■ How to complete this task:
Read through the entries below and return each line with the word "TikTok".

■ The input:

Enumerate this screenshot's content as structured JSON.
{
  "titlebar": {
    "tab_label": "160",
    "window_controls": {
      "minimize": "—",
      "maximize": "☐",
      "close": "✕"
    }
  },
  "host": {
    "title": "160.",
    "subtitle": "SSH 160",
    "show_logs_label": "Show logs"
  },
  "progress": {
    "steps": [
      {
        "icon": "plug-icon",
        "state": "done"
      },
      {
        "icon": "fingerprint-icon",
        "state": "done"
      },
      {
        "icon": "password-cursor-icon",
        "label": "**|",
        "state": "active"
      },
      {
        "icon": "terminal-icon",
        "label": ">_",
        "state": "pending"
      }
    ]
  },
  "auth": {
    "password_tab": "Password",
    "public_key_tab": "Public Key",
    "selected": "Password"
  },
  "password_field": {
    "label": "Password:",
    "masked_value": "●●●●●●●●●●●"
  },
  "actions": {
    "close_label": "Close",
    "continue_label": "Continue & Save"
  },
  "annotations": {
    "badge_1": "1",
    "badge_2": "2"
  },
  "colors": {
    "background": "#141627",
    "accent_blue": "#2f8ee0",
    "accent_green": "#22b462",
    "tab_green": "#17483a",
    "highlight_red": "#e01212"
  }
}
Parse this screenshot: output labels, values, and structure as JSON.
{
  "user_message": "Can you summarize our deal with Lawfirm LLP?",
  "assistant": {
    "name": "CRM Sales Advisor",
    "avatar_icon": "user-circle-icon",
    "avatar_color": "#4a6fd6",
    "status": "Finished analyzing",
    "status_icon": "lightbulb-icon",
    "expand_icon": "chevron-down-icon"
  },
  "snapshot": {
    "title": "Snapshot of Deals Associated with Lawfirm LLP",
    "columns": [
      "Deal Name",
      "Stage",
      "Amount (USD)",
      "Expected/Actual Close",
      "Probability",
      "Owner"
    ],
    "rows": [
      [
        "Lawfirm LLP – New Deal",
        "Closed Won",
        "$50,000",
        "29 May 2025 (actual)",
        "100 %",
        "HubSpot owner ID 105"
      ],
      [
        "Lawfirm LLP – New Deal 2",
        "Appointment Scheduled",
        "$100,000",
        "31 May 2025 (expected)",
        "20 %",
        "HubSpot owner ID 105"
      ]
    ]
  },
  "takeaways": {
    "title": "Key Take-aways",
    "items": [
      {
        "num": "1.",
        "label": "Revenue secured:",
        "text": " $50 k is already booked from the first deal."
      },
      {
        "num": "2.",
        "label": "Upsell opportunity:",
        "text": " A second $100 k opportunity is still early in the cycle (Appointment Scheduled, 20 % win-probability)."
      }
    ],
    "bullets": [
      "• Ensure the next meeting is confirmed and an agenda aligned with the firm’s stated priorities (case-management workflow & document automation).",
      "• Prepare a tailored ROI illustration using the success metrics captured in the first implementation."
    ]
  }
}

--

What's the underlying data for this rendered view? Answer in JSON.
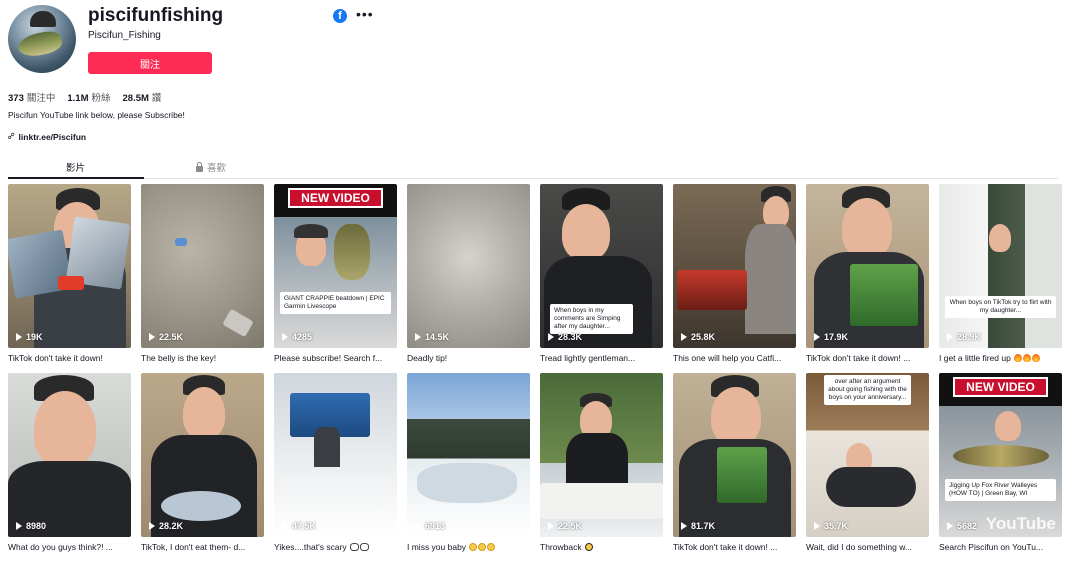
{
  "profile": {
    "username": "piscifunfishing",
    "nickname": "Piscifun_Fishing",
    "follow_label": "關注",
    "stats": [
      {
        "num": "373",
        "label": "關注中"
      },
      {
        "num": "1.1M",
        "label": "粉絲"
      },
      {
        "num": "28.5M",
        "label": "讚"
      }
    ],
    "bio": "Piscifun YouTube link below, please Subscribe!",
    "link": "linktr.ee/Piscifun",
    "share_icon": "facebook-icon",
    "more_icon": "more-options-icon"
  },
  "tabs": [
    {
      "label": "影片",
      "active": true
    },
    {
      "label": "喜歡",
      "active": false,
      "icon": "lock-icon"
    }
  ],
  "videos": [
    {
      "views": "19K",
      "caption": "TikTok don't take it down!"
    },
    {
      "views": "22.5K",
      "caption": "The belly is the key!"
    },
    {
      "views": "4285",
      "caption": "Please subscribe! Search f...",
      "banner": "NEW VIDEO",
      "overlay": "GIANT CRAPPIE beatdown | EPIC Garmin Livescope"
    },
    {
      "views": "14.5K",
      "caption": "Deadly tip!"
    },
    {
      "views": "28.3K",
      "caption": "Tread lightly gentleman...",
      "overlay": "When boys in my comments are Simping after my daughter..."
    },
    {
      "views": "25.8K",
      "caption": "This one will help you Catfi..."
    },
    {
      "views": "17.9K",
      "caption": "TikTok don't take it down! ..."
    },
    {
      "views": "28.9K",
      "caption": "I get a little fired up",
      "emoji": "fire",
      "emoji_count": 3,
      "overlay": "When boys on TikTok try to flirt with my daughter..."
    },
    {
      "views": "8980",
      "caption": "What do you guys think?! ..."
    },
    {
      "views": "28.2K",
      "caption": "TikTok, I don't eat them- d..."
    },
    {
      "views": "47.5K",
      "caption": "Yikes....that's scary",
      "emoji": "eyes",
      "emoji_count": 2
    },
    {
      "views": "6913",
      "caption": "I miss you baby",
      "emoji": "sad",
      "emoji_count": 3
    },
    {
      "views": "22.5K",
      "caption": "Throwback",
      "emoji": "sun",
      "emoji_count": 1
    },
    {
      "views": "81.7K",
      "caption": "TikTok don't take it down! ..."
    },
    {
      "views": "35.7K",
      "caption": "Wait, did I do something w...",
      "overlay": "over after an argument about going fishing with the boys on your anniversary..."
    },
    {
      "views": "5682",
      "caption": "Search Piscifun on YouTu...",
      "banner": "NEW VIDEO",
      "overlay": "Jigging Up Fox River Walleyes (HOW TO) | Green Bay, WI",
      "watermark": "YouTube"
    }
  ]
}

■ Answer to this problem:
      "caption": "TikTok don't take it down!"
      "caption": "TikTok don't take it down! ..."
      "overlay": "When boys on TikTok try to flirt with my daughter..."
      "caption": "TikTok, I don't eat them- d..."
      "caption": "TikTok don't take it down! ..."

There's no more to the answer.